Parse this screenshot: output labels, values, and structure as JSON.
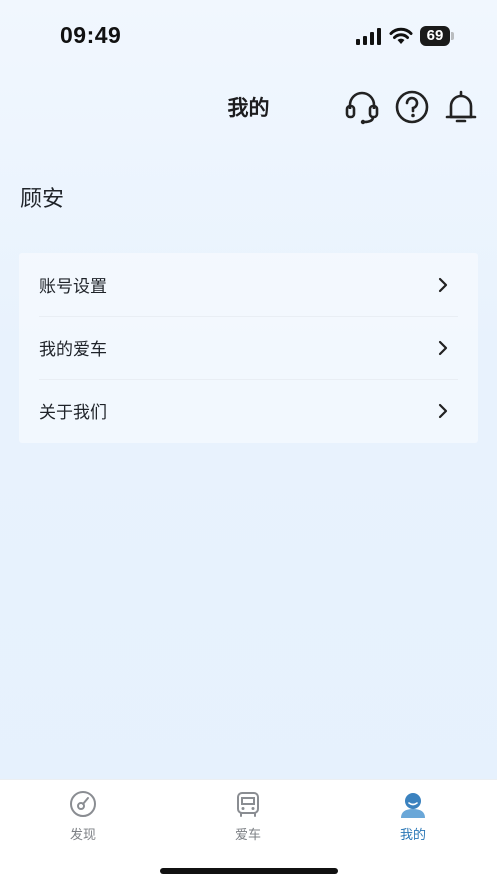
{
  "status_bar": {
    "time": "09:49",
    "battery": "69",
    "icons": [
      "signal-icon",
      "wifi-icon",
      "battery-icon"
    ]
  },
  "header": {
    "title": "我的",
    "icons": [
      "headset-icon",
      "help-icon",
      "bell-icon"
    ]
  },
  "user": {
    "name": "顾安"
  },
  "menu": {
    "items": [
      {
        "label": "账号设置",
        "icon": "chevron-right-icon"
      },
      {
        "label": "我的爱车",
        "icon": "chevron-right-icon"
      },
      {
        "label": "关于我们",
        "icon": "chevron-right-icon"
      }
    ]
  },
  "tabbar": {
    "tabs": [
      {
        "label": "发现",
        "icon": "discover-icon",
        "active": false
      },
      {
        "label": "爱车",
        "icon": "car-icon",
        "active": false
      },
      {
        "label": "我的",
        "icon": "profile-icon",
        "active": true
      }
    ]
  },
  "colors": {
    "accent": "#2a77b6",
    "inactive": "#7d8085",
    "background": "#e8f2fd"
  }
}
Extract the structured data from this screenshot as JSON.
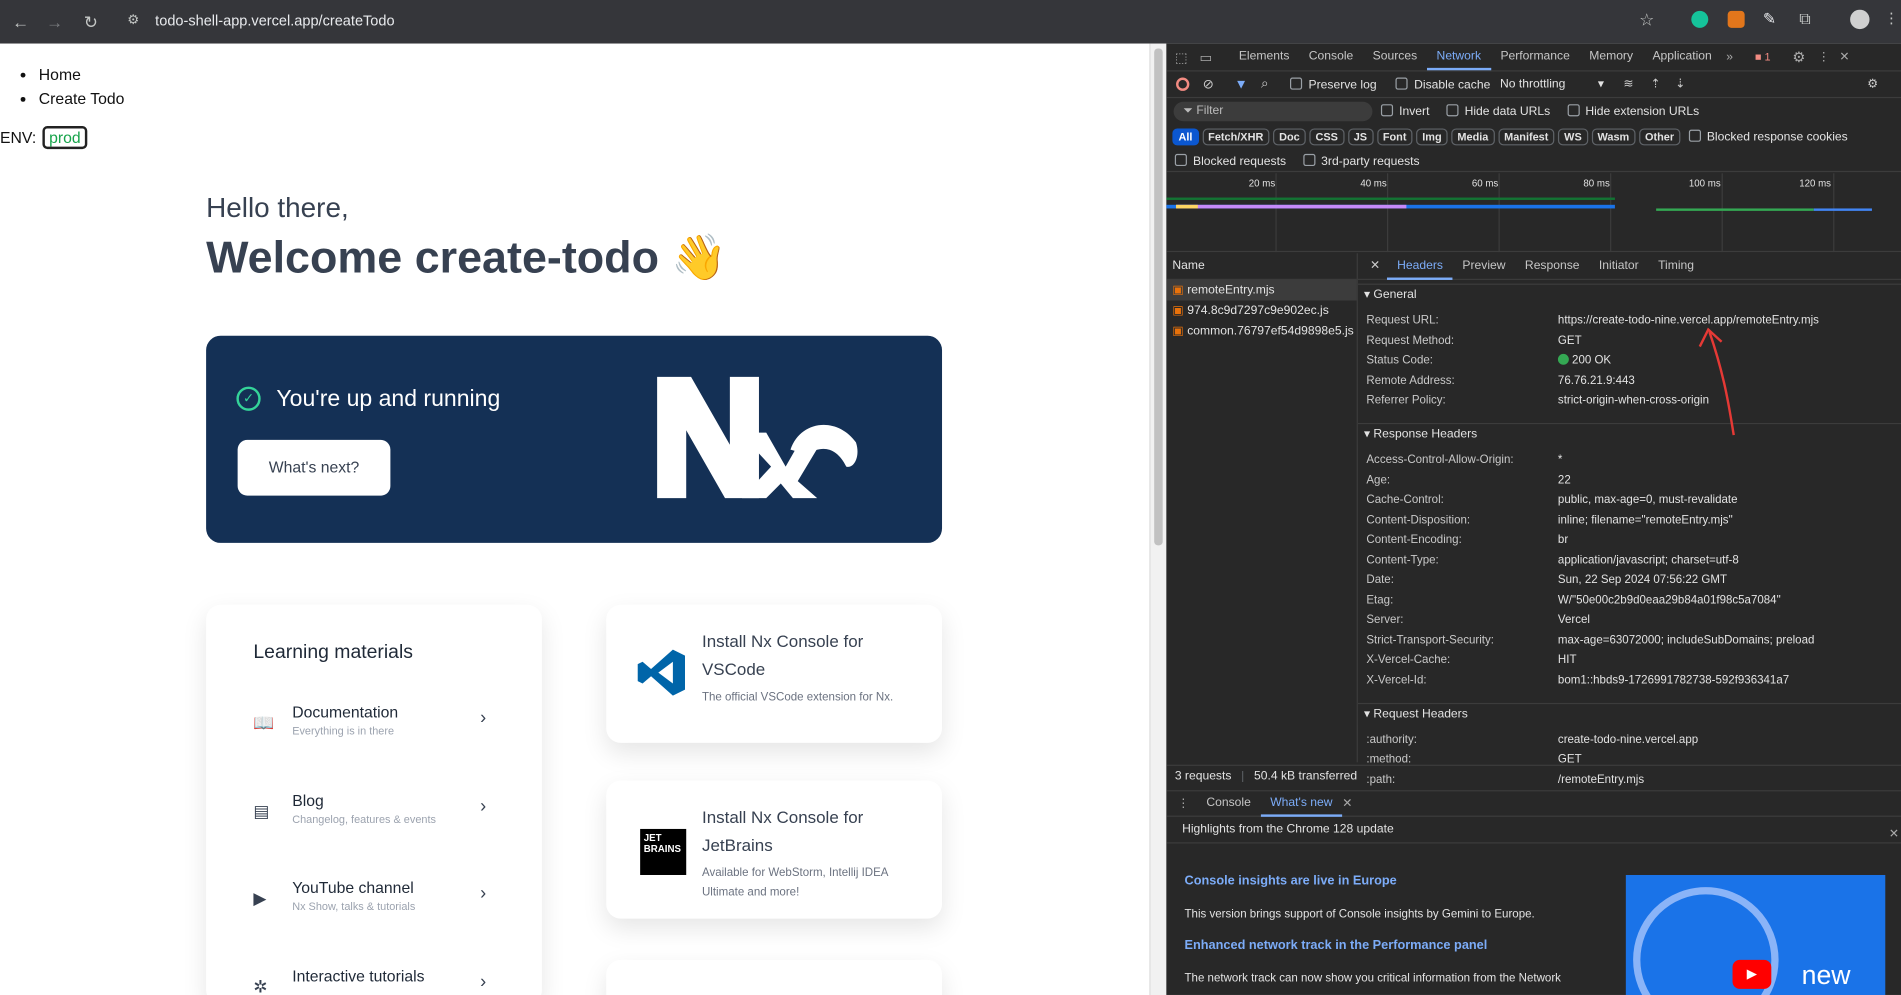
{
  "browser": {
    "url": "todo-shell-app.vercel.app/createTodo"
  },
  "nav": {
    "items": [
      "Home",
      "Create Todo"
    ]
  },
  "env": {
    "label": "ENV:",
    "value": "prod"
  },
  "hero": {
    "greeting": "Hello there,",
    "title": "Welcome create-todo 👋",
    "status": "You're up and running",
    "button": "What's next?",
    "logo_text": "N"
  },
  "learning": {
    "title": "Learning materials",
    "items": [
      {
        "title": "Documentation",
        "subtitle": "Everything is in there",
        "icon": "book-icon"
      },
      {
        "title": "Blog",
        "subtitle": "Changelog, features & events",
        "icon": "blog-icon"
      },
      {
        "title": "YouTube channel",
        "subtitle": "Nx Show, talks & tutorials",
        "icon": "youtube-icon"
      },
      {
        "title": "Interactive tutorials",
        "subtitle": "",
        "icon": "cursor-icon"
      }
    ]
  },
  "consoles": [
    {
      "title": "Install Nx Console for VSCode",
      "subtitle": "The official VSCode extension for Nx.",
      "icon": "vscode-icon"
    },
    {
      "title": "Install Nx Console for JetBrains",
      "subtitle": "Available for WebStorm, Intellij IDEA Ultimate and more!",
      "icon": "jetbrains-icon",
      "badge": "JET BRAINS"
    }
  ],
  "devtools": {
    "tabs": [
      "Elements",
      "Console",
      "Sources",
      "Network",
      "Performance",
      "Memory",
      "Application"
    ],
    "active_tab": "Network",
    "issues_count": "1",
    "toolbar": {
      "preserve_log": "Preserve log",
      "disable_cache": "Disable cache",
      "throttling": "No throttling"
    },
    "filter": {
      "placeholder": "Filter",
      "invert": "Invert",
      "hide_data": "Hide data URLs",
      "hide_ext": "Hide extension URLs"
    },
    "types": [
      "All",
      "Fetch/XHR",
      "Doc",
      "CSS",
      "JS",
      "Font",
      "Img",
      "Media",
      "Manifest",
      "WS",
      "Wasm",
      "Other"
    ],
    "blocked_cookies": "Blocked response cookies",
    "blocked_requests": "Blocked requests",
    "third_party": "3rd-party requests",
    "timeline_ticks": [
      "20 ms",
      "40 ms",
      "60 ms",
      "80 ms",
      "100 ms",
      "120 ms"
    ],
    "name_header": "Name",
    "requests": [
      "remoteEntry.mjs",
      "974.8c9d7297c9e902ec.js",
      "common.76797ef54d9898e5.js"
    ],
    "detail_tabs": [
      "Headers",
      "Preview",
      "Response",
      "Initiator",
      "Timing"
    ],
    "general_title": "General",
    "general": [
      {
        "k": "Request URL:",
        "v": "https://create-todo-nine.vercel.app/remoteEntry.mjs"
      },
      {
        "k": "Request Method:",
        "v": "GET"
      },
      {
        "k": "Status Code:",
        "v": "200 OK"
      },
      {
        "k": "Remote Address:",
        "v": "76.76.21.9:443"
      },
      {
        "k": "Referrer Policy:",
        "v": "strict-origin-when-cross-origin"
      }
    ],
    "response_title": "Response Headers",
    "response": [
      {
        "k": "Access-Control-Allow-Origin:",
        "v": "*"
      },
      {
        "k": "Age:",
        "v": "22"
      },
      {
        "k": "Cache-Control:",
        "v": "public, max-age=0, must-revalidate"
      },
      {
        "k": "Content-Disposition:",
        "v": "inline; filename=\"remoteEntry.mjs\""
      },
      {
        "k": "Content-Encoding:",
        "v": "br"
      },
      {
        "k": "Content-Type:",
        "v": "application/javascript; charset=utf-8"
      },
      {
        "k": "Date:",
        "v": "Sun, 22 Sep 2024 07:56:22 GMT"
      },
      {
        "k": "Etag:",
        "v": "W/\"50e00c2b9d0eaa29b84a01f98c5a7084\""
      },
      {
        "k": "Server:",
        "v": "Vercel"
      },
      {
        "k": "Strict-Transport-Security:",
        "v": "max-age=63072000; includeSubDomains; preload"
      },
      {
        "k": "X-Vercel-Cache:",
        "v": "HIT"
      },
      {
        "k": "X-Vercel-Id:",
        "v": "bom1::hbds9-1726991782738-592f936341a7"
      }
    ],
    "request_title": "Request Headers",
    "request": [
      {
        "k": ":authority:",
        "v": "create-todo-nine.vercel.app"
      },
      {
        "k": ":method:",
        "v": "GET"
      },
      {
        "k": ":path:",
        "v": "/remoteEntry.mjs"
      }
    ],
    "summary": {
      "requests": "3 requests",
      "transferred": "50.4 kB transferred"
    },
    "drawer": {
      "tabs": [
        "Console",
        "What's new"
      ],
      "highlight": "Highlights from the Chrome 128 update",
      "items": [
        {
          "title": "Console insights are live in Europe",
          "desc": "This version brings support of Console insights by Gemini to Europe."
        },
        {
          "title": "Enhanced network track in the Performance panel",
          "desc": "The network track can now show you critical information from the Network"
        }
      ],
      "video_label": "new"
    }
  }
}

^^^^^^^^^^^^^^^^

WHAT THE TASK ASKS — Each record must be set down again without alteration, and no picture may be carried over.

ANSWER BOX —
Parse this screenshot: output labels, values, and structure as JSON.
{
  "status_bar": {
    "time": "09:49",
    "battery": "69",
    "icons": [
      "signal-icon",
      "wifi-icon",
      "battery-icon"
    ]
  },
  "header": {
    "title": "我的",
    "icons": [
      "headset-icon",
      "help-icon",
      "bell-icon"
    ]
  },
  "user": {
    "name": "顾安"
  },
  "menu": {
    "items": [
      {
        "label": "账号设置",
        "icon": "chevron-right-icon"
      },
      {
        "label": "我的爱车",
        "icon": "chevron-right-icon"
      },
      {
        "label": "关于我们",
        "icon": "chevron-right-icon"
      }
    ]
  },
  "tabbar": {
    "tabs": [
      {
        "label": "发现",
        "icon": "discover-icon",
        "active": false
      },
      {
        "label": "爱车",
        "icon": "car-icon",
        "active": false
      },
      {
        "label": "我的",
        "icon": "profile-icon",
        "active": true
      }
    ]
  },
  "colors": {
    "accent": "#2a77b6",
    "inactive": "#7d8085",
    "background": "#e8f2fd"
  }
}
Extract the structured data from this screenshot as JSON.
{
  "browser": {
    "url": "todo-shell-app.vercel.app/createTodo"
  },
  "nav": {
    "items": [
      "Home",
      "Create Todo"
    ]
  },
  "env": {
    "label": "ENV:",
    "value": "prod"
  },
  "hero": {
    "greeting": "Hello there,",
    "title": "Welcome create-todo 👋",
    "status": "You're up and running",
    "button": "What's next?",
    "logo_text": "N"
  },
  "learning": {
    "title": "Learning materials",
    "items": [
      {
        "title": "Documentation",
        "subtitle": "Everything is in there",
        "icon": "book-icon"
      },
      {
        "title": "Blog",
        "subtitle": "Changelog, features & events",
        "icon": "blog-icon"
      },
      {
        "title": "YouTube channel",
        "subtitle": "Nx Show, talks & tutorials",
        "icon": "youtube-icon"
      },
      {
        "title": "Interactive tutorials",
        "subtitle": "",
        "icon": "cursor-icon"
      }
    ]
  },
  "consoles": [
    {
      "title": "Install Nx Console for VSCode",
      "subtitle": "The official VSCode extension for Nx.",
      "icon": "vscode-icon"
    },
    {
      "title": "Install Nx Console for JetBrains",
      "subtitle": "Available for WebStorm, Intellij IDEA Ultimate and more!",
      "icon": "jetbrains-icon",
      "badge": "JET BRAINS"
    }
  ],
  "devtools": {
    "tabs": [
      "Elements",
      "Console",
      "Sources",
      "Network",
      "Performance",
      "Memory",
      "Application"
    ],
    "active_tab": "Network",
    "issues_count": "1",
    "toolbar": {
      "preserve_log": "Preserve log",
      "disable_cache": "Disable cache",
      "throttling": "No throttling"
    },
    "filter": {
      "placeholder": "Filter",
      "invert": "Invert",
      "hide_data": "Hide data URLs",
      "hide_ext": "Hide extension URLs"
    },
    "types": [
      "All",
      "Fetch/XHR",
      "Doc",
      "CSS",
      "JS",
      "Font",
      "Img",
      "Media",
      "Manifest",
      "WS",
      "Wasm",
      "Other"
    ],
    "blocked_cookies": "Blocked response cookies",
    "blocked_requests": "Blocked requests",
    "third_party": "3rd-party requests",
    "timeline_ticks": [
      "20 ms",
      "40 ms",
      "60 ms",
      "80 ms",
      "100 ms",
      "120 ms"
    ],
    "name_header": "Name",
    "requests": [
      "remoteEntry.mjs",
      "974.8c9d7297c9e902ec.js",
      "common.76797ef54d9898e5.js"
    ],
    "detail_tabs": [
      "Headers",
      "Preview",
      "Response",
      "Initiator",
      "Timing"
    ],
    "general_title": "General",
    "general": [
      {
        "k": "Request URL:",
        "v": "https://create-todo-nine.vercel.app/remoteEntry.mjs"
      },
      {
        "k": "Request Method:",
        "v": "GET"
      },
      {
        "k": "Status Code:",
        "v": "200 OK"
      },
      {
        "k": "Remote Address:",
        "v": "76.76.21.9:443"
      },
      {
        "k": "Referrer Policy:",
        "v": "strict-origin-when-cross-origin"
      }
    ],
    "response_title": "Response Headers",
    "response": [
      {
        "k": "Access-Control-Allow-Origin:",
        "v": "*"
      },
      {
        "k": "Age:",
        "v": "22"
      },
      {
        "k": "Cache-Control:",
        "v": "public, max-age=0, must-revalidate"
      },
      {
        "k": "Content-Disposition:",
        "v": "inline; filename=\"remoteEntry.mjs\""
      },
      {
        "k": "Content-Encoding:",
        "v": "br"
      },
      {
        "k": "Content-Type:",
        "v": "application/javascript; charset=utf-8"
      },
      {
        "k": "Date:",
        "v": "Sun, 22 Sep 2024 07:56:22 GMT"
      },
      {
        "k": "Etag:",
        "v": "W/\"50e00c2b9d0eaa29b84a01f98c5a7084\""
      },
      {
        "k": "Server:",
        "v": "Vercel"
      },
      {
        "k": "Strict-Transport-Security:",
        "v": "max-age=63072000; includeSubDomains; preload"
      },
      {
        "k": "X-Vercel-Cache:",
        "v": "HIT"
      },
      {
        "k": "X-Vercel-Id:",
        "v": "bom1::hbds9-1726991782738-592f936341a7"
      }
    ],
    "request_title": "Request Headers",
    "request": [
      {
        "k": ":authority:",
        "v": "create-todo-nine.vercel.app"
      },
      {
        "k": ":method:",
        "v": "GET"
      },
      {
        "k": ":path:",
        "v": "/remoteEntry.mjs"
      }
    ],
    "summary": {
      "requests": "3 requests",
      "transferred": "50.4 kB transferred"
    },
    "drawer": {
      "tabs": [
        "Console",
        "What's new"
      ],
      "highlight": "Highlights from the Chrome 128 update",
      "items": [
        {
          "title": "Console insights are live in Europe",
          "desc": "This version brings support of Console insights by Gemini to Europe."
        },
        {
          "title": "Enhanced network track in the Performance panel",
          "desc": "The network track can now show you critical information from the Network"
        }
      ],
      "video_label": "new"
    }
  }
}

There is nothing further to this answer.